═════ LISTED RECORDS ═════

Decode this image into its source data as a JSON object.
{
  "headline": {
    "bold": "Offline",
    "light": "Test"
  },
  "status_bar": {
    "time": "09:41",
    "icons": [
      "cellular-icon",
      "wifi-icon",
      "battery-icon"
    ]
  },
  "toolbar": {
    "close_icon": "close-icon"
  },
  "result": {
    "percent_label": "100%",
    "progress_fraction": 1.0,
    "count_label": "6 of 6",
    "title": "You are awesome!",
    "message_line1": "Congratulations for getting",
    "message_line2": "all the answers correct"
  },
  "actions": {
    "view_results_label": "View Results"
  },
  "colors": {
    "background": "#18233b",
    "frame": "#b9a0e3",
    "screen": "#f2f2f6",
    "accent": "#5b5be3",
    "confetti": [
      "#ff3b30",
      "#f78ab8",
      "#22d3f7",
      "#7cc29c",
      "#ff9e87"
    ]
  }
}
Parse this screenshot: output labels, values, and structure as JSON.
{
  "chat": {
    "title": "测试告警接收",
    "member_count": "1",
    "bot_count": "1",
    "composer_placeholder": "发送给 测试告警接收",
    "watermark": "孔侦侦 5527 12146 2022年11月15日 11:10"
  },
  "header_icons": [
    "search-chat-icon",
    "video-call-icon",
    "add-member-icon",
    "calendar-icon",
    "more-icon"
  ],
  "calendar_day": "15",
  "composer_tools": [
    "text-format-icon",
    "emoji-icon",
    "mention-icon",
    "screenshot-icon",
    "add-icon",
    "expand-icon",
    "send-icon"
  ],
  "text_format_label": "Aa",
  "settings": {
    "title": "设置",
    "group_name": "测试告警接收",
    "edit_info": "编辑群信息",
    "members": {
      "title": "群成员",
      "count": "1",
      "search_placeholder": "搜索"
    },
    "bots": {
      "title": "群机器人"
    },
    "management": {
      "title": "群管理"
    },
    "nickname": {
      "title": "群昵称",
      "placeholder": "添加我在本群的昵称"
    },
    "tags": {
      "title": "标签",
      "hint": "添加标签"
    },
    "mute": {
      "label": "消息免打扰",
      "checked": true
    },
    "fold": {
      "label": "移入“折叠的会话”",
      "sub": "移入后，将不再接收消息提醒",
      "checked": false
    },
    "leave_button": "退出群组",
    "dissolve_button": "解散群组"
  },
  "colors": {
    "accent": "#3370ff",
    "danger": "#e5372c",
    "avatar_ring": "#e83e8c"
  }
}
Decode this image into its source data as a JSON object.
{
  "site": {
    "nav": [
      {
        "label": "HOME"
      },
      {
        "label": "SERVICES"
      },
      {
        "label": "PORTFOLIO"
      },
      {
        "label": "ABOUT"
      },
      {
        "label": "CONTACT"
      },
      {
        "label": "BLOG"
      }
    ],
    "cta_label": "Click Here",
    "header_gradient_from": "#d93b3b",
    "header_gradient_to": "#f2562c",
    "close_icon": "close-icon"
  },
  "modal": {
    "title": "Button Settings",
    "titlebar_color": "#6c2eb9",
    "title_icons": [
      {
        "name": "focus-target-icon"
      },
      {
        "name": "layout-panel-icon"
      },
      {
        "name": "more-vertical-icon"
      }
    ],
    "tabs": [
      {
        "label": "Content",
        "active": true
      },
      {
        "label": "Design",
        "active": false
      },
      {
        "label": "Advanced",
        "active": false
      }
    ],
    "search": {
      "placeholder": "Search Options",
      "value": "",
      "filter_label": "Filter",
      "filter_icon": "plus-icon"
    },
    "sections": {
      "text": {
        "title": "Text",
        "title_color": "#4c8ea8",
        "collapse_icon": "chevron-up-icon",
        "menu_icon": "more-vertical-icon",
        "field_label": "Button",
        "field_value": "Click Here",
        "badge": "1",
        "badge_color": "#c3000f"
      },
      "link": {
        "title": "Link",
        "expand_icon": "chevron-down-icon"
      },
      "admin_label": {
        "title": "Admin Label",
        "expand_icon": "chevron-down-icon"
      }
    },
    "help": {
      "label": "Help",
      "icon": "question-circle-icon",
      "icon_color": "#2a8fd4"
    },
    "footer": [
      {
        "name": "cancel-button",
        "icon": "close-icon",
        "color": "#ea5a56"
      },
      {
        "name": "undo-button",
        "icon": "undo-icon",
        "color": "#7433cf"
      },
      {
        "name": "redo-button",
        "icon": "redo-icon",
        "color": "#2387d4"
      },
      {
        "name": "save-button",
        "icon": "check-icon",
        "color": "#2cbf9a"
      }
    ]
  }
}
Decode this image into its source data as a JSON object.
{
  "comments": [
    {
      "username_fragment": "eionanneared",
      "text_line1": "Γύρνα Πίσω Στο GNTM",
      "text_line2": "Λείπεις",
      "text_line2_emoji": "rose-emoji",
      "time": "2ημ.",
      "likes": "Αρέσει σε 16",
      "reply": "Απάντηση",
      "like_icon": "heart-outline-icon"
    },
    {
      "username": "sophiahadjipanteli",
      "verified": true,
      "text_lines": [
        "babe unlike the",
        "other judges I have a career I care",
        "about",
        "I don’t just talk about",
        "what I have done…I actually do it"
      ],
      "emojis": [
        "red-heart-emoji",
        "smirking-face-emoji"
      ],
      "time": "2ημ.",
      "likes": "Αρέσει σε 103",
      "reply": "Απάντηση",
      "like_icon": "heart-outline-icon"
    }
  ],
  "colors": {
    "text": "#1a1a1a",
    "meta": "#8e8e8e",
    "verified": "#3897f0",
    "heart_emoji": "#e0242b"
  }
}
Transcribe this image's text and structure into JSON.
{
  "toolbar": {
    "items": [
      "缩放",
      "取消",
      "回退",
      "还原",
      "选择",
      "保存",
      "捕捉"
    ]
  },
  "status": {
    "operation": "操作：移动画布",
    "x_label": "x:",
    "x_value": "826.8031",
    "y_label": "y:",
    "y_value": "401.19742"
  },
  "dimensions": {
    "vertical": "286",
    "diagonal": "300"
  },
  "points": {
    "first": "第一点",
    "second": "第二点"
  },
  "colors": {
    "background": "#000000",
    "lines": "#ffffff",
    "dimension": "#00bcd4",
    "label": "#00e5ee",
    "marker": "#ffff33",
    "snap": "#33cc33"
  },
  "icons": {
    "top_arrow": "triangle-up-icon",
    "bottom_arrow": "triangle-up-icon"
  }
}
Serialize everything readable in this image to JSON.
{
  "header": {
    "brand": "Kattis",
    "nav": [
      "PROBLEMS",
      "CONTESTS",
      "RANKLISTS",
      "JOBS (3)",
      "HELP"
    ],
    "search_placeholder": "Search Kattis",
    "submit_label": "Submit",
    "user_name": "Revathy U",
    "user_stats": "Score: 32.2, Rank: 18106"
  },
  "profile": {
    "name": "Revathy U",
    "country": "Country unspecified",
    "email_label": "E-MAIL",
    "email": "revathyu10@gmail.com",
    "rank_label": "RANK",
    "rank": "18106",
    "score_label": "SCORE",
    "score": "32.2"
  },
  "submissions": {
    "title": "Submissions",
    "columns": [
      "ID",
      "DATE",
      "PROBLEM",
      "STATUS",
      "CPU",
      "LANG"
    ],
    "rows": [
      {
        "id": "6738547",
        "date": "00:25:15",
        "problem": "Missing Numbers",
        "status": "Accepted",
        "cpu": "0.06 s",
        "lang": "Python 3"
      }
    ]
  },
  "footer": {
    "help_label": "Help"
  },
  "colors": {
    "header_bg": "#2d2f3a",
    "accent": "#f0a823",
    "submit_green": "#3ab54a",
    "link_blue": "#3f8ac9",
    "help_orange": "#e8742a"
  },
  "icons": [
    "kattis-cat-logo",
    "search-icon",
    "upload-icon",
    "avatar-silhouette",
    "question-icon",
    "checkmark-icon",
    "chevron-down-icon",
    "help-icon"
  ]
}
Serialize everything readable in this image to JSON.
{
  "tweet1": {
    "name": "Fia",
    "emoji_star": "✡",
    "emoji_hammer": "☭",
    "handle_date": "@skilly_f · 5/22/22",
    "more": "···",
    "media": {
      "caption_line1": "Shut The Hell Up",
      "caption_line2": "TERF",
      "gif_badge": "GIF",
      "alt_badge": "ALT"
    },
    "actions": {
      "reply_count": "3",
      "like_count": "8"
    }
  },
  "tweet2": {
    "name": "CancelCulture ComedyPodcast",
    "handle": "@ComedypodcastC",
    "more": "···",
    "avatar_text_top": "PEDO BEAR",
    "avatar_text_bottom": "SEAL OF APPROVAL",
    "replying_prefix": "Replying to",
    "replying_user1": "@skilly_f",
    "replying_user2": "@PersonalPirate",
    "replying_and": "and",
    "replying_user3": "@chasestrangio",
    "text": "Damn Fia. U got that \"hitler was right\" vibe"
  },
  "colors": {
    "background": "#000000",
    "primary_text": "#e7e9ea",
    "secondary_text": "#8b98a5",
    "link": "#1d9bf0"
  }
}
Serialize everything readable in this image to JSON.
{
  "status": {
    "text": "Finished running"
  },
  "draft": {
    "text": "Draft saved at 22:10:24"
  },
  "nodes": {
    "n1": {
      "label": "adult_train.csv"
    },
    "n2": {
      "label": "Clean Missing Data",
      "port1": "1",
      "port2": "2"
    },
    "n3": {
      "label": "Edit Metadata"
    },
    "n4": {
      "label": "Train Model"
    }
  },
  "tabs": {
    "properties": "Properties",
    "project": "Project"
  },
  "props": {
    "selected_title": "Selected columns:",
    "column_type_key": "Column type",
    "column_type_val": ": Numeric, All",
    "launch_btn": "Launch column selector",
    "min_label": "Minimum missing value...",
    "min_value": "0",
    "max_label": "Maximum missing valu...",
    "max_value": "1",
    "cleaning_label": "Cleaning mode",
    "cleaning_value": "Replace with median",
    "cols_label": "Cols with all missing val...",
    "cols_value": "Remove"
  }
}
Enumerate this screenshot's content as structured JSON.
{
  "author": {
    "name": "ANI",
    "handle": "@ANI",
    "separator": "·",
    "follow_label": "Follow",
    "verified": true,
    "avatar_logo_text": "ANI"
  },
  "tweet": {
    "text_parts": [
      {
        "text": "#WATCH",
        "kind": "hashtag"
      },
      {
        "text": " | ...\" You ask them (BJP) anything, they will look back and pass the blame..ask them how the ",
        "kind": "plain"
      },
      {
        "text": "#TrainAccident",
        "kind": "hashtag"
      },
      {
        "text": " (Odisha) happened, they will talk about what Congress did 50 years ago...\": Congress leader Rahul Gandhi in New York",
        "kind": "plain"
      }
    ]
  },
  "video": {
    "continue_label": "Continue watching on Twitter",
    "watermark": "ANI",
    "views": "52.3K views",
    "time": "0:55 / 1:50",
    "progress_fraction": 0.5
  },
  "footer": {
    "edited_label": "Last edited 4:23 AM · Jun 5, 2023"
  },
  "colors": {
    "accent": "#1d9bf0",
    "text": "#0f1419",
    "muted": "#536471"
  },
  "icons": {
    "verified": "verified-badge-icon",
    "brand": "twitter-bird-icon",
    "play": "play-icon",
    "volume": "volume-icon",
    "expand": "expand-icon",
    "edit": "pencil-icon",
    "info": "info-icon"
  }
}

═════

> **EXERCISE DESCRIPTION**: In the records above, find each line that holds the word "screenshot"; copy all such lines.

> **EXPECTED OUTPUT**:
Parse this screenshot: output labels, values, and structure as JSON.
    "screenshot-icon",
Enumerate this screenshot's content as structured JSON.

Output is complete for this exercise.